REQUIRED ACTION: Each entry has to be given again in its exact wording, and no picture may appear in the result.

EXERCISE MATERIALS:
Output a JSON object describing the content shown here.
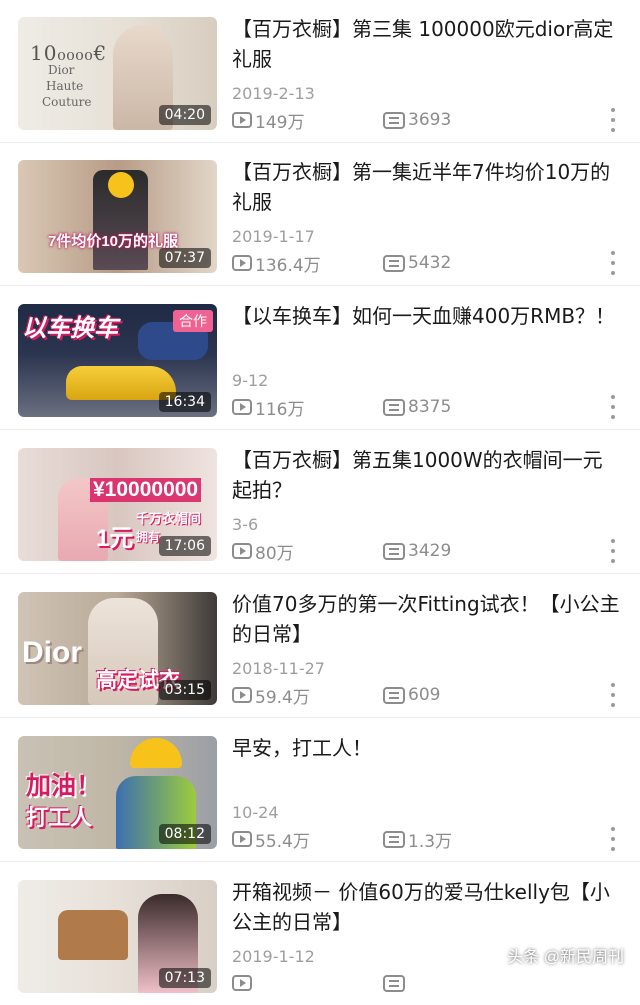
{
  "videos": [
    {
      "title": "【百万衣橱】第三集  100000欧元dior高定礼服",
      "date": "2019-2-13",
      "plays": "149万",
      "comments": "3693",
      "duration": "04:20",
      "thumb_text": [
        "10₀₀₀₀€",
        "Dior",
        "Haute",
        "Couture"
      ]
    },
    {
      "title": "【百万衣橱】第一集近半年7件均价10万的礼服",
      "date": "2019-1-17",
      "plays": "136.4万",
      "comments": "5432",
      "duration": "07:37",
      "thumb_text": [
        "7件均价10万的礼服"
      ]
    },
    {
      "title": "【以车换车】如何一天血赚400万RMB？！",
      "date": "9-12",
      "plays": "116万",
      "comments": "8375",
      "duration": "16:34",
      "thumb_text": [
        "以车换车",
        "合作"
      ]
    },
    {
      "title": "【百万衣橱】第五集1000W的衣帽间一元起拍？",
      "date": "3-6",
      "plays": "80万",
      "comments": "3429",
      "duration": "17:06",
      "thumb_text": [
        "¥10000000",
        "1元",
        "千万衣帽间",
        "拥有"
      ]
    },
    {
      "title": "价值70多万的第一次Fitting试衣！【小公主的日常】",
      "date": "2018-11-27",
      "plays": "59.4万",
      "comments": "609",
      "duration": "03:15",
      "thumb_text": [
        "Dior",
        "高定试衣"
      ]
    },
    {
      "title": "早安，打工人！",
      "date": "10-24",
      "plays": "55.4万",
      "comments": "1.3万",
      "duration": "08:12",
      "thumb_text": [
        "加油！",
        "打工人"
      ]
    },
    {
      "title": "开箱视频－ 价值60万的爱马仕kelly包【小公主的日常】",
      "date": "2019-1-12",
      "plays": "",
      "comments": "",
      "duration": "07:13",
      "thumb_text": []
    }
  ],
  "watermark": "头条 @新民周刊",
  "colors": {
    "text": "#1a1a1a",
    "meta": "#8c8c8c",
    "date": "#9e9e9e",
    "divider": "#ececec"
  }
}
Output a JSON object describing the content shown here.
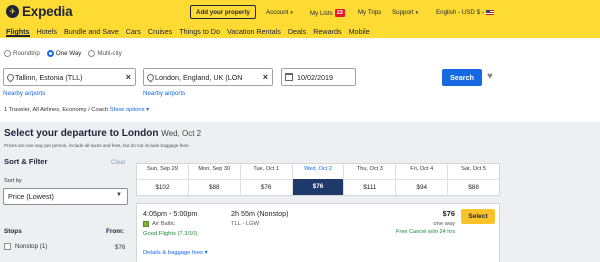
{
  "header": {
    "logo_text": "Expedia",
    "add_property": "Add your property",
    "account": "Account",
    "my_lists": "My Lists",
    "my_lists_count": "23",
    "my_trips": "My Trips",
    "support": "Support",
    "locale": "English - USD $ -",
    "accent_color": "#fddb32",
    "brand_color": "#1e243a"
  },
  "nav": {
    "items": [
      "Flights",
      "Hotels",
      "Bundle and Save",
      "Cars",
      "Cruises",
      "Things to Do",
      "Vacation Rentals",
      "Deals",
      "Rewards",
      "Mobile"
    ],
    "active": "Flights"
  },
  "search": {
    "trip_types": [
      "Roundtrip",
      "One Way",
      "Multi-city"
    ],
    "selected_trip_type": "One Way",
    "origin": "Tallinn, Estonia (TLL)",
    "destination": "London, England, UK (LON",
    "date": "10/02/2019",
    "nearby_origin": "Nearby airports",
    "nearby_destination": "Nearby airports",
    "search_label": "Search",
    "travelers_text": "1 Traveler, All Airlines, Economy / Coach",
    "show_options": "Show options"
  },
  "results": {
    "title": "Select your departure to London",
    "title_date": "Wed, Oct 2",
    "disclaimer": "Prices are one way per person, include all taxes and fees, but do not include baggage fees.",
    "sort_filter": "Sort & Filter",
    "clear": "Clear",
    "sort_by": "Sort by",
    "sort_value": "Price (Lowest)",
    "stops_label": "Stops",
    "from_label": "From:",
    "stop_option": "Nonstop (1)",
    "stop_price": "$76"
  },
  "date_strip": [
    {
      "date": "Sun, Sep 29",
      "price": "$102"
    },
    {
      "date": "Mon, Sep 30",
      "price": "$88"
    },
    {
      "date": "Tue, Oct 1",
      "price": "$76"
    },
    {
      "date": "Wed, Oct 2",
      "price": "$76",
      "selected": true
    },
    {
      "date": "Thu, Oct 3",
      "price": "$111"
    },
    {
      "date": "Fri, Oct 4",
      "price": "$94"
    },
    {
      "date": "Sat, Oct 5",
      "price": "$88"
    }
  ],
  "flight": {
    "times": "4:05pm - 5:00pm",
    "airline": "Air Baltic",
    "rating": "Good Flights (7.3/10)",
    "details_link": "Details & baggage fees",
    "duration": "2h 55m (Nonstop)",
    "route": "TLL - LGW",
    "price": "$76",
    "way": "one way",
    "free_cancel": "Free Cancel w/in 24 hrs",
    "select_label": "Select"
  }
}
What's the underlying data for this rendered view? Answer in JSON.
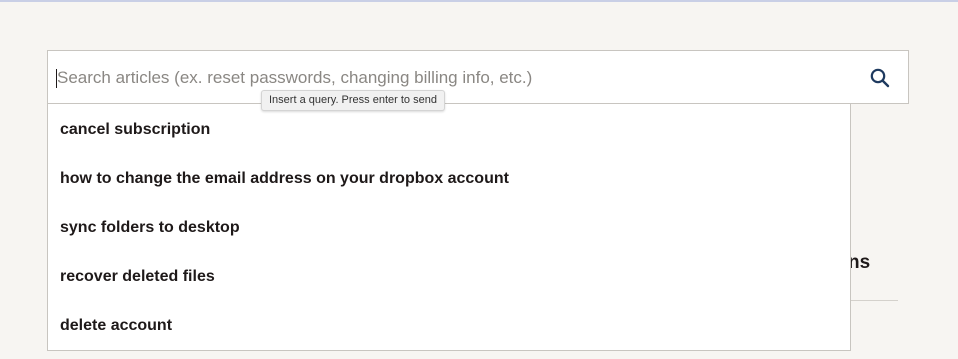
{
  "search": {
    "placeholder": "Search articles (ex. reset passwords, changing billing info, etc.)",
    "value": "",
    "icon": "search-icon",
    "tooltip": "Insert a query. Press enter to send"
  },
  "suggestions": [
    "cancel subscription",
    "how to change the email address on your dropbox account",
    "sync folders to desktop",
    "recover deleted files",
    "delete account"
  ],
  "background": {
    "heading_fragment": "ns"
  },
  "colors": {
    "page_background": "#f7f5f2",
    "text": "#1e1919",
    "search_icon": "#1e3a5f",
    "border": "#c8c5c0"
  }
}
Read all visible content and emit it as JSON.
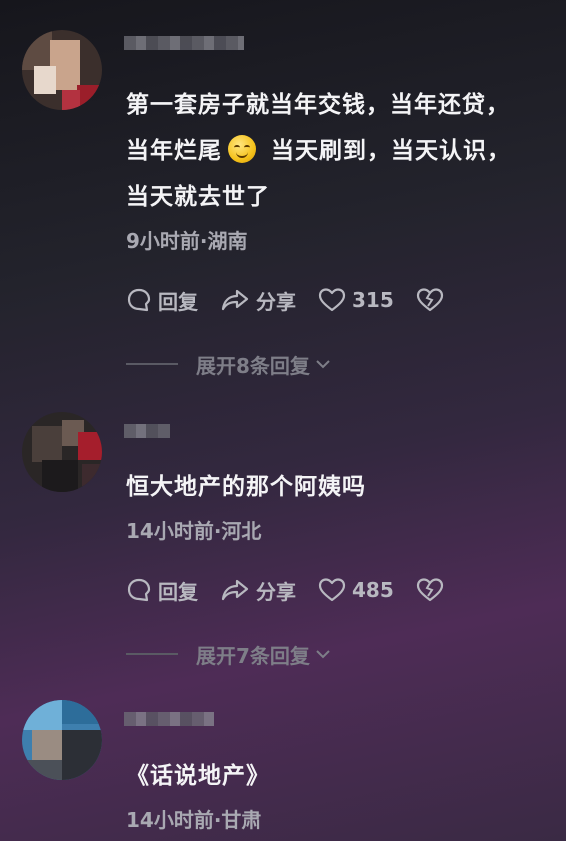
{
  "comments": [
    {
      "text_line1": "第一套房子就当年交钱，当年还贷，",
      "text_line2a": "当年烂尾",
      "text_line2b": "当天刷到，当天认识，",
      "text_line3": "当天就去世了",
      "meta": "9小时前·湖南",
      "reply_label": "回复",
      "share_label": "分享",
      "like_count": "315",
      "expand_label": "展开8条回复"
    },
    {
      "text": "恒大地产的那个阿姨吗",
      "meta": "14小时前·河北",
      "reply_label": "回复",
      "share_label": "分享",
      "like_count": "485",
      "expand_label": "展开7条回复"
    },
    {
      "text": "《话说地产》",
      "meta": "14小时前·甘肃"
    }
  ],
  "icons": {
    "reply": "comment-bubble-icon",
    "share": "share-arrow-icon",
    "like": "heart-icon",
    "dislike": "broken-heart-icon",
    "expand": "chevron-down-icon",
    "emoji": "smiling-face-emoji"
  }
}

YOUR RESPONSE:
Output a JSON object describing the content shown here.
{
  "videos": [
    {
      "title": "【百万衣橱】第三集  100000欧元dior高定礼服",
      "date": "2019-2-13",
      "plays": "149万",
      "comments": "3693",
      "duration": "04:20",
      "thumb_text": [
        "10₀₀₀₀€",
        "Dior",
        "Haute",
        "Couture"
      ]
    },
    {
      "title": "【百万衣橱】第一集近半年7件均价10万的礼服",
      "date": "2019-1-17",
      "plays": "136.4万",
      "comments": "5432",
      "duration": "07:37",
      "thumb_text": [
        "7件均价10万的礼服"
      ]
    },
    {
      "title": "【以车换车】如何一天血赚400万RMB？！",
      "date": "9-12",
      "plays": "116万",
      "comments": "8375",
      "duration": "16:34",
      "thumb_text": [
        "以车换车",
        "合作"
      ]
    },
    {
      "title": "【百万衣橱】第五集1000W的衣帽间一元起拍？",
      "date": "3-6",
      "plays": "80万",
      "comments": "3429",
      "duration": "17:06",
      "thumb_text": [
        "¥10000000",
        "1元",
        "千万衣帽间",
        "拥有"
      ]
    },
    {
      "title": "价值70多万的第一次Fitting试衣！【小公主的日常】",
      "date": "2018-11-27",
      "plays": "59.4万",
      "comments": "609",
      "duration": "03:15",
      "thumb_text": [
        "Dior",
        "高定试衣"
      ]
    },
    {
      "title": "早安，打工人！",
      "date": "10-24",
      "plays": "55.4万",
      "comments": "1.3万",
      "duration": "08:12",
      "thumb_text": [
        "加油！",
        "打工人"
      ]
    },
    {
      "title": "开箱视频－ 价值60万的爱马仕kelly包【小公主的日常】",
      "date": "2019-1-12",
      "plays": "",
      "comments": "",
      "duration": "07:13",
      "thumb_text": []
    }
  ],
  "watermark": "头条 @新民周刊",
  "colors": {
    "text": "#1a1a1a",
    "meta": "#8c8c8c",
    "date": "#9e9e9e",
    "divider": "#ececec"
  }
}
Output a JSON object describing the content shown here.
{
  "header": {
    "logo_text": "Expedia",
    "add_property": "Add your property",
    "account": "Account",
    "my_lists": "My Lists",
    "my_lists_count": "23",
    "my_trips": "My Trips",
    "support": "Support",
    "locale": "English - USD $ -",
    "accent_color": "#fddb32",
    "brand_color": "#1e243a"
  },
  "nav": {
    "items": [
      "Flights",
      "Hotels",
      "Bundle and Save",
      "Cars",
      "Cruises",
      "Things to Do",
      "Vacation Rentals",
      "Deals",
      "Rewards",
      "Mobile"
    ],
    "active": "Flights"
  },
  "search": {
    "trip_types": [
      "Roundtrip",
      "One Way",
      "Multi-city"
    ],
    "selected_trip_type": "One Way",
    "origin": "Tallinn, Estonia (TLL)",
    "destination": "London, England, UK (LON",
    "date": "10/02/2019",
    "nearby_origin": "Nearby airports",
    "nearby_destination": "Nearby airports",
    "search_label": "Search",
    "travelers_text": "1 Traveler, All Airlines, Economy / Coach",
    "show_options": "Show options"
  },
  "results": {
    "title": "Select your departure to London",
    "title_date": "Wed, Oct 2",
    "disclaimer": "Prices are one way per person, include all taxes and fees, but do not include baggage fees.",
    "sort_filter": "Sort & Filter",
    "clear": "Clear",
    "sort_by": "Sort by",
    "sort_value": "Price (Lowest)",
    "stops_label": "Stops",
    "from_label": "From:",
    "stop_option": "Nonstop (1)",
    "stop_price": "$76"
  },
  "date_strip": [
    {
      "date": "Sun, Sep 29",
      "price": "$102"
    },
    {
      "date": "Mon, Sep 30",
      "price": "$88"
    },
    {
      "date": "Tue, Oct 1",
      "price": "$76"
    },
    {
      "date": "Wed, Oct 2",
      "price": "$76",
      "selected": true
    },
    {
      "date": "Thu, Oct 3",
      "price": "$111"
    },
    {
      "date": "Fri, Oct 4",
      "price": "$94"
    },
    {
      "date": "Sat, Oct 5",
      "price": "$88"
    }
  ],
  "flight": {
    "times": "4:05pm - 5:00pm",
    "airline": "Air Baltic",
    "rating": "Good Flights (7.3/10)",
    "details_link": "Details & baggage fees",
    "duration": "2h 55m (Nonstop)",
    "route": "TLL - LGW",
    "price": "$76",
    "way": "one way",
    "free_cancel": "Free Cancel w/in 24 hrs",
    "select_label": "Select"
  }
}
What's the underlying data for this rendered view? Answer in JSON.
{
  "search": {
    "placeholder": "Search articles (ex. reset passwords, changing billing info, etc.)",
    "value": "",
    "icon": "search-icon",
    "tooltip": "Insert a query. Press enter to send"
  },
  "suggestions": [
    "cancel subscription",
    "how to change the email address on your dropbox account",
    "sync folders to desktop",
    "recover deleted files",
    "delete account"
  ],
  "background": {
    "heading_fragment": "ns"
  },
  "colors": {
    "page_background": "#f7f5f2",
    "text": "#1e1919",
    "search_icon": "#1e3a5f",
    "border": "#c8c5c0"
  }
}
Read all visible content and emit it as JSON.
{
  "comments": [
    {
      "text_line1": "第一套房子就当年交钱，当年还贷，",
      "text_line2a": "当年烂尾",
      "text_line2b": "当天刷到，当天认识，",
      "text_line3": "当天就去世了",
      "meta": "9小时前·湖南",
      "reply_label": "回复",
      "share_label": "分享",
      "like_count": "315",
      "expand_label": "展开8条回复"
    },
    {
      "text": "恒大地产的那个阿姨吗",
      "meta": "14小时前·河北",
      "reply_label": "回复",
      "share_label": "分享",
      "like_count": "485",
      "expand_label": "展开7条回复"
    },
    {
      "text": "《话说地产》",
      "meta": "14小时前·甘肃"
    }
  ],
  "icons": {
    "reply": "comment-bubble-icon",
    "share": "share-arrow-icon",
    "like": "heart-icon",
    "dislike": "broken-heart-icon",
    "expand": "chevron-down-icon",
    "emoji": "smiling-face-emoji"
  }
}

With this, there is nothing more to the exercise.